Segment Start: SOURCE MATERIAL
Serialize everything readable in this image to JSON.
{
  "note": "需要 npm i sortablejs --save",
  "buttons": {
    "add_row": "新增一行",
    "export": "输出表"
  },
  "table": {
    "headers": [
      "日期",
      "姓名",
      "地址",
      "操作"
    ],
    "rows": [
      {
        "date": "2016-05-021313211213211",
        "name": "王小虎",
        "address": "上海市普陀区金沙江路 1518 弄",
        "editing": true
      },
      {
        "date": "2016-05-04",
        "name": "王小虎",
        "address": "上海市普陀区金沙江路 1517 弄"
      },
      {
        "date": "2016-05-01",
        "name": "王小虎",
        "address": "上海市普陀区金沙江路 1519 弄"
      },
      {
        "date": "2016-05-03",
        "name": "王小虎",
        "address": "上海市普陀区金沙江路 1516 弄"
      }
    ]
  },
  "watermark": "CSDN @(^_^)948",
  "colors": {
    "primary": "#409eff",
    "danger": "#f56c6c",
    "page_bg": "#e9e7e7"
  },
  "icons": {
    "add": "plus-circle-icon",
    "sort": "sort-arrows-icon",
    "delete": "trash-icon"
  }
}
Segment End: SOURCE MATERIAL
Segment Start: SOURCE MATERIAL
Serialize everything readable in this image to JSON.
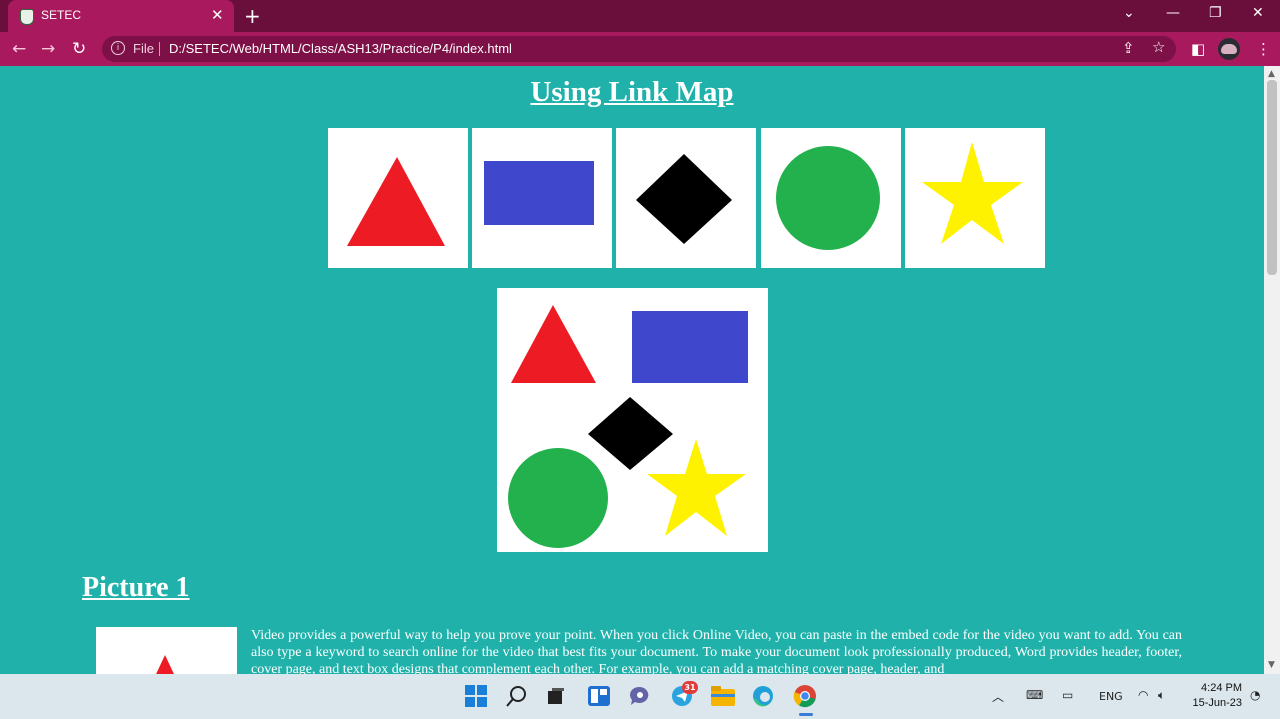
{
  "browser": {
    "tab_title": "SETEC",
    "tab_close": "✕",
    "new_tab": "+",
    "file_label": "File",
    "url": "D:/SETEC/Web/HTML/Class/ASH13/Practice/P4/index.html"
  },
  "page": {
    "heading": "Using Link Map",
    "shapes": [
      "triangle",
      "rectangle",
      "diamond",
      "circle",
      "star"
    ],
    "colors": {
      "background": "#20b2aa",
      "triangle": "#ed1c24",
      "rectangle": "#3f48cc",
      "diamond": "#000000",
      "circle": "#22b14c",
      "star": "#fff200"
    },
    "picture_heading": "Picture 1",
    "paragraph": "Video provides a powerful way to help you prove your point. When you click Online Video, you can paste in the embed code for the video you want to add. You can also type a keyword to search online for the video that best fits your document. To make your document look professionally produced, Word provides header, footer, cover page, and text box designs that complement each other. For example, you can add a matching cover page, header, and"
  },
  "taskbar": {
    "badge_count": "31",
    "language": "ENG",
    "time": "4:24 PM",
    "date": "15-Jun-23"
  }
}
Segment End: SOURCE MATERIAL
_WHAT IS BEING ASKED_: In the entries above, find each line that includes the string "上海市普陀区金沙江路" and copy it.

_SOLUTION_:
        "address": "上海市普陀区金沙江路 1518 弄",
        "address": "上海市普陀区金沙江路 1517 弄"
        "address": "上海市普陀区金沙江路 1519 弄"
        "address": "上海市普陀区金沙江路 1516 弄"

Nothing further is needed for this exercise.